With current telescopes, scientists can observe our Universe’s galaxies and galaxy clusters and their distribution along an invisible cosmic web. From the...

Im Focus: Scientists develop molecular thermometer for contactless measurement using infrared light

Temperature measurements possible even on the smallest scale / Molecular ruby for use in material sciences, biology, and medicine

Chemists at Johannes Gutenberg University Mainz (JGU) in cooperation with researchers of the German Federal Institute for Materials Research and Testing (BAM)...

All Focus news of the innovation-report >>>

Anzeige

Anzeige

Event News

Plants are networkers

19.06.2017 | Event News

Digital Survival Training for Executives

13.06.2017 | Event News

Global Learning Council Summit 2017

13.06.2017 | Event News

 
Latest News

Quantum thermometer or optical refrigerator?

23.06.2017 | Physics and Astronomy

A 100-year-old physics problem has been solved at EPFL

23.06.2017 | Physics and Astronomy

Equipping form with function

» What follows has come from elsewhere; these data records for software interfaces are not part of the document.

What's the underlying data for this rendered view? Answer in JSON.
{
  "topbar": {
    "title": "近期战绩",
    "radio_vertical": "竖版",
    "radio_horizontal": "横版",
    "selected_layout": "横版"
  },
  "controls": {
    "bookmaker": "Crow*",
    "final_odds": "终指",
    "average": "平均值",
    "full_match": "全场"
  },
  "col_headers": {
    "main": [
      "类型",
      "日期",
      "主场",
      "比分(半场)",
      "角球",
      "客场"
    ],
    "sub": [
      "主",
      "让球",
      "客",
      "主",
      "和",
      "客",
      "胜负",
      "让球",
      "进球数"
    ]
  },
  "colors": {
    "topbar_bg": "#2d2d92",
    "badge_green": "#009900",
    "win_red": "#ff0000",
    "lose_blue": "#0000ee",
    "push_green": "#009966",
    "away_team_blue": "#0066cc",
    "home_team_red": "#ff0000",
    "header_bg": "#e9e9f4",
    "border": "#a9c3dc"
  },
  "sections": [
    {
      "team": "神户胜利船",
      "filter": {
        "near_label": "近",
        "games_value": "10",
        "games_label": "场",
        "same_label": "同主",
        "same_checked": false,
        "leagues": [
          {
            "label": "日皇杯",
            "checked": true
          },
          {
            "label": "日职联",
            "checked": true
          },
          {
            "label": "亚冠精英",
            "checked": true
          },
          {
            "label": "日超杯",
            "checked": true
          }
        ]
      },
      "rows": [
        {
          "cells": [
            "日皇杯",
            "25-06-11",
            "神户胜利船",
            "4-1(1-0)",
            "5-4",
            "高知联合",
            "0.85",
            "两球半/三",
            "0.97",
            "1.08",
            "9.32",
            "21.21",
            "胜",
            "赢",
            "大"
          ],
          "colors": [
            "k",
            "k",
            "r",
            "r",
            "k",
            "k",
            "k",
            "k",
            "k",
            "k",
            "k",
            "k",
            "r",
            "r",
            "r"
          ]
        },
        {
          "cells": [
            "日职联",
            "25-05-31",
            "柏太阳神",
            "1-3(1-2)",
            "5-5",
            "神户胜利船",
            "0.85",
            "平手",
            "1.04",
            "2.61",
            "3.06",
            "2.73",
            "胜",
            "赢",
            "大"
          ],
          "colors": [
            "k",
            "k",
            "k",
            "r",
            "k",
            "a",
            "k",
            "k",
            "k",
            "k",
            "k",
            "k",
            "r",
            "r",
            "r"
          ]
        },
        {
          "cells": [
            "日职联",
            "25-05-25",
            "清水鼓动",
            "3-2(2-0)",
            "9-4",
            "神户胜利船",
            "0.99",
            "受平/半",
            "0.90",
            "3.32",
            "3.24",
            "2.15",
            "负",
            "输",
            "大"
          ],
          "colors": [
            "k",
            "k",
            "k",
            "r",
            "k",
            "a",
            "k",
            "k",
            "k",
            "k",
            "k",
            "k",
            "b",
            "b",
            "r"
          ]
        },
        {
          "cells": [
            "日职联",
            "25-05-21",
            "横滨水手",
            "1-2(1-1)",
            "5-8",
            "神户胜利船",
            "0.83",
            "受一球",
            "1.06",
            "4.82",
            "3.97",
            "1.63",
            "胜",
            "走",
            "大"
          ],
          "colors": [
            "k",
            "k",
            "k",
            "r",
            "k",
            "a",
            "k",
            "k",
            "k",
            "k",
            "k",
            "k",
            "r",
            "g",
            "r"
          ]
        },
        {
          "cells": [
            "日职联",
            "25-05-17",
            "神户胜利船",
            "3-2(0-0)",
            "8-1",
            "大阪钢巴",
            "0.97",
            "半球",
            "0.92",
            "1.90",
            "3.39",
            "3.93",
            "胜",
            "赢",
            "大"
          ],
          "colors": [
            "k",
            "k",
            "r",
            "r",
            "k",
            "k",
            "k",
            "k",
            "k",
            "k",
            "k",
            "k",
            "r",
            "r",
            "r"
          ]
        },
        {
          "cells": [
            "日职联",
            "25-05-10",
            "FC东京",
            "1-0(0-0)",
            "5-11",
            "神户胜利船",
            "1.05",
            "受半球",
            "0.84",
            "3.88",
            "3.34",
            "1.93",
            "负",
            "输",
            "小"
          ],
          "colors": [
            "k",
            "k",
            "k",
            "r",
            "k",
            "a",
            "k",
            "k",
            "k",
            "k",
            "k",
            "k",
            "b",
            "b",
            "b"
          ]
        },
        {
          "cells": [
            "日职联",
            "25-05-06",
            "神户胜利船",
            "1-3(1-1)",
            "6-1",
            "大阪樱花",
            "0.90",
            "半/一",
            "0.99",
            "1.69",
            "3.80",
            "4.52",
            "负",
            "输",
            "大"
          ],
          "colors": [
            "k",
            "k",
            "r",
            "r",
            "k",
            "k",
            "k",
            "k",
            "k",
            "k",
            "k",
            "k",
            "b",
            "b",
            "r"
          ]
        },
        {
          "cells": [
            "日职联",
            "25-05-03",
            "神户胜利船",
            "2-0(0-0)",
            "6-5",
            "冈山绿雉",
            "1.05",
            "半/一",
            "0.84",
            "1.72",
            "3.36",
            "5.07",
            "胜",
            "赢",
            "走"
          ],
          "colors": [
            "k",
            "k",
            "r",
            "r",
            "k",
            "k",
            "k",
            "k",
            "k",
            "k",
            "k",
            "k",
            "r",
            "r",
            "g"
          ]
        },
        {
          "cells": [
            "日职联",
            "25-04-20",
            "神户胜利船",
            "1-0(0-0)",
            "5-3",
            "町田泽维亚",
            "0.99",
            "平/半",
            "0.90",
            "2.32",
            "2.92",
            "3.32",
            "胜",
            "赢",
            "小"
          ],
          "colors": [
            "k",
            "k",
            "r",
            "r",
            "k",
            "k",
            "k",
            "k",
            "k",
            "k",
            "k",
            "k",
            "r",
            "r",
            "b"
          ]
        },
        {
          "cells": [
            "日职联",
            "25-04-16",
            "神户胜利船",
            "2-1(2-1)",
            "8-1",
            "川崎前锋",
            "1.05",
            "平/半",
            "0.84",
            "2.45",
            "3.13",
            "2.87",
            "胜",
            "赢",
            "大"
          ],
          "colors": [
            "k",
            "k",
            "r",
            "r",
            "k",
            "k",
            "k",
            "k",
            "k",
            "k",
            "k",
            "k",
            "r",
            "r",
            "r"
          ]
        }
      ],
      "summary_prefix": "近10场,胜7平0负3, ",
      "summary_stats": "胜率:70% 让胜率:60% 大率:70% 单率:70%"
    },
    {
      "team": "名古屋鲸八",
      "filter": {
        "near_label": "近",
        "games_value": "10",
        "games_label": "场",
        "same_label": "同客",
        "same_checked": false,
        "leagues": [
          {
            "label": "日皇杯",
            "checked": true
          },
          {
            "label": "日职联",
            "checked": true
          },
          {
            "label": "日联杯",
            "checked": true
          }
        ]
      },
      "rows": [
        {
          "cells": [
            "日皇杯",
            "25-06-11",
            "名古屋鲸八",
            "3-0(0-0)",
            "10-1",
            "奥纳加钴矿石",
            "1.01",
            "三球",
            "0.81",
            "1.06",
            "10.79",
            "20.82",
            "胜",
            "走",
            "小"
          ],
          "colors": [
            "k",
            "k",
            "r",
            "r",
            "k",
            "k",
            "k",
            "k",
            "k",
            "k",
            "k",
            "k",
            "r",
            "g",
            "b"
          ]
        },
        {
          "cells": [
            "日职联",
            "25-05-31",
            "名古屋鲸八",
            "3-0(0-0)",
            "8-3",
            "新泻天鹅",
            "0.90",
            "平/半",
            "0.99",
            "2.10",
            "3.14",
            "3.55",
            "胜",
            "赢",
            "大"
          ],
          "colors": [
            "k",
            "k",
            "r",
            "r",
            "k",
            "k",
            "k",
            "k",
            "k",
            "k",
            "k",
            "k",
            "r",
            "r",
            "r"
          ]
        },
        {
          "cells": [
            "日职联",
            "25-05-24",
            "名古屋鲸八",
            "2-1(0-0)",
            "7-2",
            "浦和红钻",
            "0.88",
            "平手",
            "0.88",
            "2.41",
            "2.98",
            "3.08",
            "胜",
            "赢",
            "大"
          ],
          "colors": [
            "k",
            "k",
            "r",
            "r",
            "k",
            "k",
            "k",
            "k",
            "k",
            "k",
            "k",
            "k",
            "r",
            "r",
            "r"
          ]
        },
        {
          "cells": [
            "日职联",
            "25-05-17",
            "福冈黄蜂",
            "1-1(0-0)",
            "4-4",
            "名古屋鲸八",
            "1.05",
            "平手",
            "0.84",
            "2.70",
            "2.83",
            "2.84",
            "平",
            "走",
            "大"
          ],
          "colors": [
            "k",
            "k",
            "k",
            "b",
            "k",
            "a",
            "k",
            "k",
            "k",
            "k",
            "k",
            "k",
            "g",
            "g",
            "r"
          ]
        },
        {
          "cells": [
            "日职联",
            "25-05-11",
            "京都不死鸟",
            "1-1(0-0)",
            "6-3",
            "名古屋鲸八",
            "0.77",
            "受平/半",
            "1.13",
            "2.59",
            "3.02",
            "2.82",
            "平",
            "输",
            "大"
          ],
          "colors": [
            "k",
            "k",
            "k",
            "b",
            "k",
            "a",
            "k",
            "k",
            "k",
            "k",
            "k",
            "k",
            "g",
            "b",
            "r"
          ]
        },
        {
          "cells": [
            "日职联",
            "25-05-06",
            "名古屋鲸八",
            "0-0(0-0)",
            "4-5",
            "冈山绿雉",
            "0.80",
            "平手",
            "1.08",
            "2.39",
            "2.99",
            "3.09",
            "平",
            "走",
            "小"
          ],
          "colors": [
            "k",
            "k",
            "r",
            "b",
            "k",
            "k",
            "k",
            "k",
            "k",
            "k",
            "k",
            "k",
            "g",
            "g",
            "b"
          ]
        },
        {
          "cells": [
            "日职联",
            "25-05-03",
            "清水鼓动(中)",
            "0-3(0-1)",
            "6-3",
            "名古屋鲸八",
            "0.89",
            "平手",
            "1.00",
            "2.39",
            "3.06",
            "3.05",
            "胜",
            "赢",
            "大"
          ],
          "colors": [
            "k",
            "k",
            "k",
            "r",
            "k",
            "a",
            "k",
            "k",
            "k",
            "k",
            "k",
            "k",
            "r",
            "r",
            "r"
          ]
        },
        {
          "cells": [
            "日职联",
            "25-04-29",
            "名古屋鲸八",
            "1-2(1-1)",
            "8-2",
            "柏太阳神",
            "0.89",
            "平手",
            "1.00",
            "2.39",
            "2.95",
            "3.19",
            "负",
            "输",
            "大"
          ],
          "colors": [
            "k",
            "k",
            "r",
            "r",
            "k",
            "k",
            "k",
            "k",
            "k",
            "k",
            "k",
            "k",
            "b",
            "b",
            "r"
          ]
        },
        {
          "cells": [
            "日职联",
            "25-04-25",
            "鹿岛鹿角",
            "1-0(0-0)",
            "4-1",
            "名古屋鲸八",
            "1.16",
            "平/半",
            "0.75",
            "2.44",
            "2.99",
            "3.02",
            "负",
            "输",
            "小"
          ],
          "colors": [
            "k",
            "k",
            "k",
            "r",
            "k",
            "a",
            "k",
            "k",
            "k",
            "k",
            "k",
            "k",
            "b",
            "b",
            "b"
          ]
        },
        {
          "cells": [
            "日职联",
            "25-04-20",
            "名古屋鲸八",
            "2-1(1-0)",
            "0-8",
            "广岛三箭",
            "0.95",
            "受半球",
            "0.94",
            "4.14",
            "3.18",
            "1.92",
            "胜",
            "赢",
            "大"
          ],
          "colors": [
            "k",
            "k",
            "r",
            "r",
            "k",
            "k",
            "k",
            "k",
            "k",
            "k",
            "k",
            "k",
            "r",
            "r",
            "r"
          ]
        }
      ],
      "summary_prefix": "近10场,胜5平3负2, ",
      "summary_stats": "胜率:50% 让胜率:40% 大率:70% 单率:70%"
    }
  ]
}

23.06.2017 | Information Technology

VideoLinks
B2B-VideoLinks
More VideoLinks >>>